WORK TO COMPLETE ▸ Read the records below and report each line in which "Tipo" occurs.

THE DATA ▸
★ ★ ★ ★ ★
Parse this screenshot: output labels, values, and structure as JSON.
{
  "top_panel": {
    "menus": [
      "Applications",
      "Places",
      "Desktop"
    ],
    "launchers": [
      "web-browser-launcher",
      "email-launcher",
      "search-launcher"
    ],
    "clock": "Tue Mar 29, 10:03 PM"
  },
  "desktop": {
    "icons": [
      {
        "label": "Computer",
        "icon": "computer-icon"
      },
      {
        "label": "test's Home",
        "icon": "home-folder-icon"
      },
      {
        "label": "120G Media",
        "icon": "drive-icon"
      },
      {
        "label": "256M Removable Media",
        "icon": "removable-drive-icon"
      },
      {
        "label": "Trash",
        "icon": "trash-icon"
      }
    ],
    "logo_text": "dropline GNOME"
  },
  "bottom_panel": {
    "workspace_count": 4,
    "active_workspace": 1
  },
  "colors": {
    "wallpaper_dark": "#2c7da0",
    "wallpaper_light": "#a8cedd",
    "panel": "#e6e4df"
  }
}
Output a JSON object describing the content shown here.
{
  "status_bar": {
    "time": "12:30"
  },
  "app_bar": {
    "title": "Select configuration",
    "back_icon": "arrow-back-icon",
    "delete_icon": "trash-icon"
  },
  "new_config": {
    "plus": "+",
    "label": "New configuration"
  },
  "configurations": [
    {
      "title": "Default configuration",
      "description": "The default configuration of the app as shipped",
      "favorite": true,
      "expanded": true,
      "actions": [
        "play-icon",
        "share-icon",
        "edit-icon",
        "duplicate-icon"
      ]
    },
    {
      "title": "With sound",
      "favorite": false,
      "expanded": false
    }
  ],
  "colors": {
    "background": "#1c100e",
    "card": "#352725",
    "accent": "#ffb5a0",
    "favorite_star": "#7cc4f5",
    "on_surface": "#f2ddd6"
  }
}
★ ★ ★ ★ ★
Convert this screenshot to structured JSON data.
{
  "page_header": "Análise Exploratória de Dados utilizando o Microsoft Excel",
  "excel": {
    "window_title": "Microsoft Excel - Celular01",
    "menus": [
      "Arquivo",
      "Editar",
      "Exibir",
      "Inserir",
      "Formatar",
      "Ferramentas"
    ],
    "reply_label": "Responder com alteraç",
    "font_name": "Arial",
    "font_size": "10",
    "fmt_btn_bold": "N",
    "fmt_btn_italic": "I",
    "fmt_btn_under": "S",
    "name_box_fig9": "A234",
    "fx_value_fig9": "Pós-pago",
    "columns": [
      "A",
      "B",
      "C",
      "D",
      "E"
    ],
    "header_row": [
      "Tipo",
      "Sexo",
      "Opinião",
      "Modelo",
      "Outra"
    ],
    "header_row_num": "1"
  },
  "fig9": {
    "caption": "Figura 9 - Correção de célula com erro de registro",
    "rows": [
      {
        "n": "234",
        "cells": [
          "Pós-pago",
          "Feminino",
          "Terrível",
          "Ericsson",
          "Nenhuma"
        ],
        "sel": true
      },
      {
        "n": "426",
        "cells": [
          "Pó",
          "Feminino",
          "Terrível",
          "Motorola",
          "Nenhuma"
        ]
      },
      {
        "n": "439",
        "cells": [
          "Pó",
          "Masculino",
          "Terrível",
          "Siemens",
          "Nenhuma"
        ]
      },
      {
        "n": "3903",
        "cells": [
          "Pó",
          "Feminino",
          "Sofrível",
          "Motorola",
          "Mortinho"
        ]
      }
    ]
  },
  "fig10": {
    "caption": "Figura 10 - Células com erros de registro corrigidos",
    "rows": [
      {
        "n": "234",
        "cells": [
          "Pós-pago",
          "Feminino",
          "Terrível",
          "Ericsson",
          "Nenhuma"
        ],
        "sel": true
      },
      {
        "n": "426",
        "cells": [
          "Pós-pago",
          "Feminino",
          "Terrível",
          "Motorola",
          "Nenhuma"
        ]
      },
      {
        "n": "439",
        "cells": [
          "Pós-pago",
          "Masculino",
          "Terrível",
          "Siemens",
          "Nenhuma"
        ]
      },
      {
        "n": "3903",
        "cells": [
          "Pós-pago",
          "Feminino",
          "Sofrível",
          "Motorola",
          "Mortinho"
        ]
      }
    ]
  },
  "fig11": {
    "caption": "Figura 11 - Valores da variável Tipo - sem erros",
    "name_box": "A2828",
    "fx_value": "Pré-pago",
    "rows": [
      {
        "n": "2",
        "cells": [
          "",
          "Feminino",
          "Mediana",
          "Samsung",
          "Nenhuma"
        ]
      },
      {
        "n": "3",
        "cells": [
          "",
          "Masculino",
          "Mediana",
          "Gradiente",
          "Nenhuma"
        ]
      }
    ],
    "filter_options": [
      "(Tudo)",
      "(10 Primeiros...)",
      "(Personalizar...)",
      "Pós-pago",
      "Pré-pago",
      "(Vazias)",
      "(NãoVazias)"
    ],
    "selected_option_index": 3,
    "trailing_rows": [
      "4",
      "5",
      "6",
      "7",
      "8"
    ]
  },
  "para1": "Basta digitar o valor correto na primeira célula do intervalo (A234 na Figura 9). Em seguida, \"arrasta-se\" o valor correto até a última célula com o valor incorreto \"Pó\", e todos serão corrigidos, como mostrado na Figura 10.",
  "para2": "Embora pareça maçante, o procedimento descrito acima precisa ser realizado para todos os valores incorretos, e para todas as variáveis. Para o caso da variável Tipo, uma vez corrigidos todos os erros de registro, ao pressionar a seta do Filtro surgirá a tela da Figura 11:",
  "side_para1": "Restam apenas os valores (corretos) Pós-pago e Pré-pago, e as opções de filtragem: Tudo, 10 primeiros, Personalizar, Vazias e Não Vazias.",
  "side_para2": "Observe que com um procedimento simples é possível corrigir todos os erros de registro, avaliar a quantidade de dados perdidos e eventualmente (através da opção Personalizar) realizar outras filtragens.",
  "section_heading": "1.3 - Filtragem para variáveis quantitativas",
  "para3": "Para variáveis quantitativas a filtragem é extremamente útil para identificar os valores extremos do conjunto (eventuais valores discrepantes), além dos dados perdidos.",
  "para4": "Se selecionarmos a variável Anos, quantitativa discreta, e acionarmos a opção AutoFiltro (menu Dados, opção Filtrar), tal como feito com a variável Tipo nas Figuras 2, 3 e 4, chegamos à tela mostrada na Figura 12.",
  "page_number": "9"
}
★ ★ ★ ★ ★
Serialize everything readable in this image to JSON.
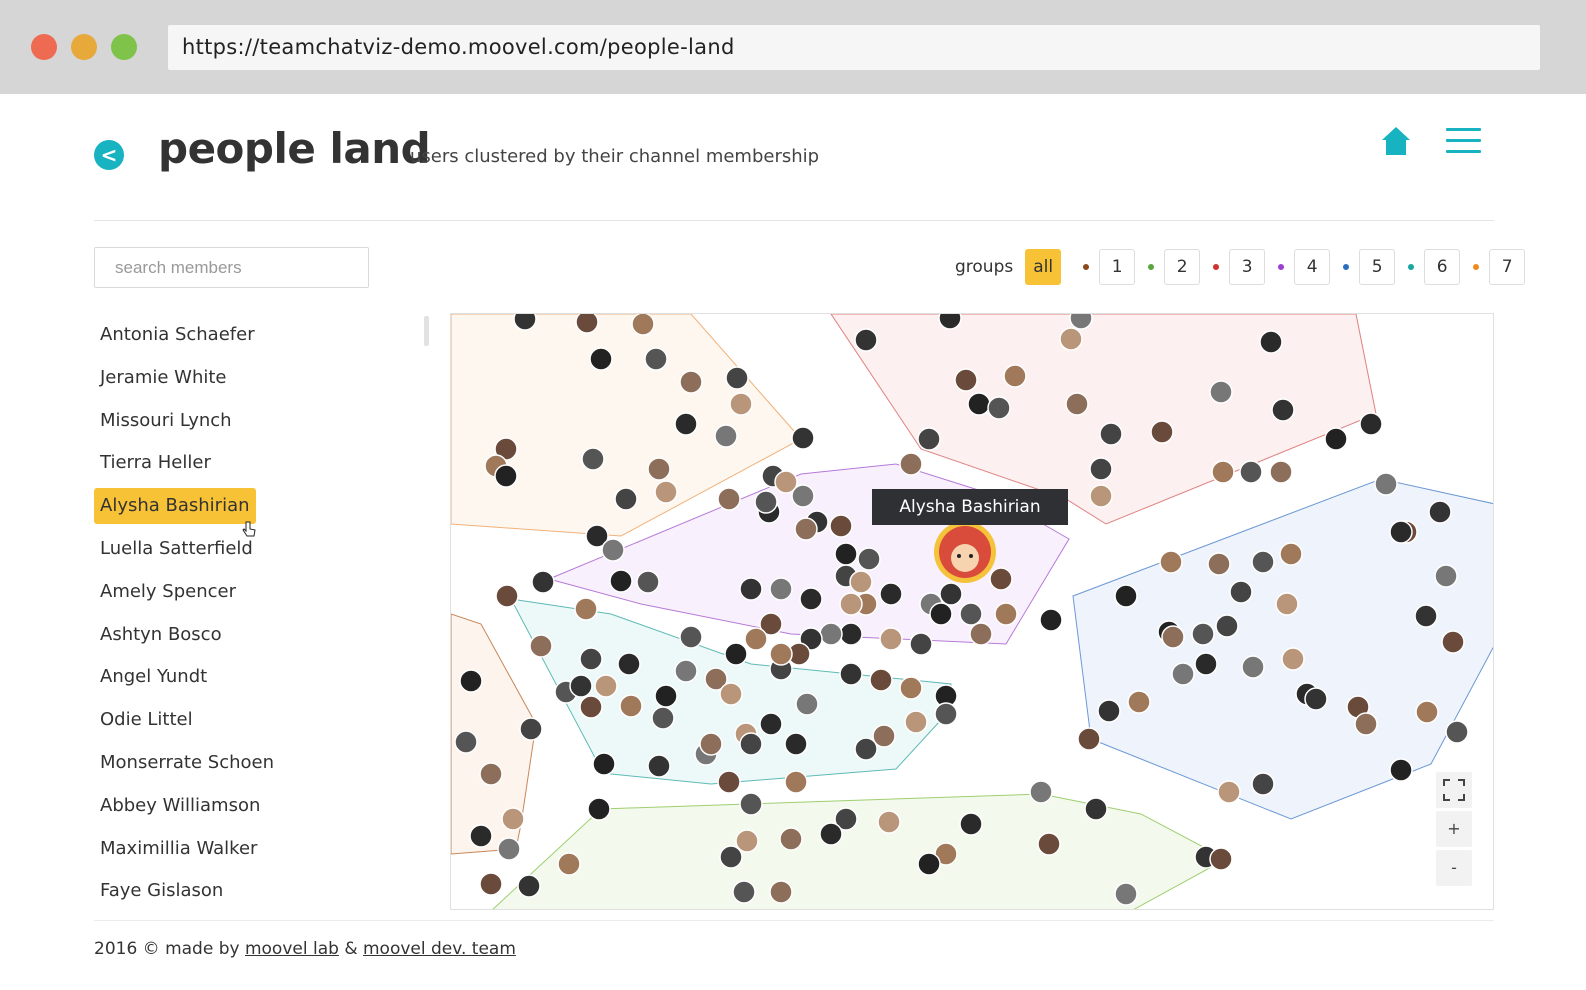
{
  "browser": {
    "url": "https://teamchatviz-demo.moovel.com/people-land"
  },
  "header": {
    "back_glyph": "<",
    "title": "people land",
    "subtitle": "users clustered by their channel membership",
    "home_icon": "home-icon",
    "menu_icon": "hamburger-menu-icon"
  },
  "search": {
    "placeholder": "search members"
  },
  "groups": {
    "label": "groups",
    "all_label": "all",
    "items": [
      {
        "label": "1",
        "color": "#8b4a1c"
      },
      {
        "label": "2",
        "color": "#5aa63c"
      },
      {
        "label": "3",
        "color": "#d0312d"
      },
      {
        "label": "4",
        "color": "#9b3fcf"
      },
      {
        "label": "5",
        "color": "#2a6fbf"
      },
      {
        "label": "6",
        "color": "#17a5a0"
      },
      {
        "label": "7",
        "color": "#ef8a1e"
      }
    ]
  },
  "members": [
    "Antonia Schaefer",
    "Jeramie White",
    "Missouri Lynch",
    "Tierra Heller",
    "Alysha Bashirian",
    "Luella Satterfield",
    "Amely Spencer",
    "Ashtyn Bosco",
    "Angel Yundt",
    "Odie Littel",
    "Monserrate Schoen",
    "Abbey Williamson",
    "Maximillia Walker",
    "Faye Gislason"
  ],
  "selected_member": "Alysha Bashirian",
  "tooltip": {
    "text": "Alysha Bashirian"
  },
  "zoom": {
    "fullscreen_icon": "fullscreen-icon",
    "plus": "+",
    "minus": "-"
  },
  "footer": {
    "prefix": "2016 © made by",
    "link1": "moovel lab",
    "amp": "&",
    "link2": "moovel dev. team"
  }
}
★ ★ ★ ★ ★
WRITTEN RESPONSE ▸
      "Tipo",
    "caption": "Figura 11 - Valores da variável Tipo - sem erros",
  "para2": "Embora pareça maçante, o procedimento descrito acima precisa ser realizado para todos os valores incorretos, e para todas as variáveis. Para o caso da variável Tipo, uma vez corrigidos todos os erros de registro, ao pressionar a seta do Filtro surgirá a tela da Figura 11:",
  "para4": "Se selecionarmos a variável Anos, quantitativa discreta, e acionarmos a opção AutoFiltro (menu Dados, opção Filtrar), tal como feito com a variável Tipo nas Figuras 2, 3 e 4, chegamos à tela mostrada na Figura 12.",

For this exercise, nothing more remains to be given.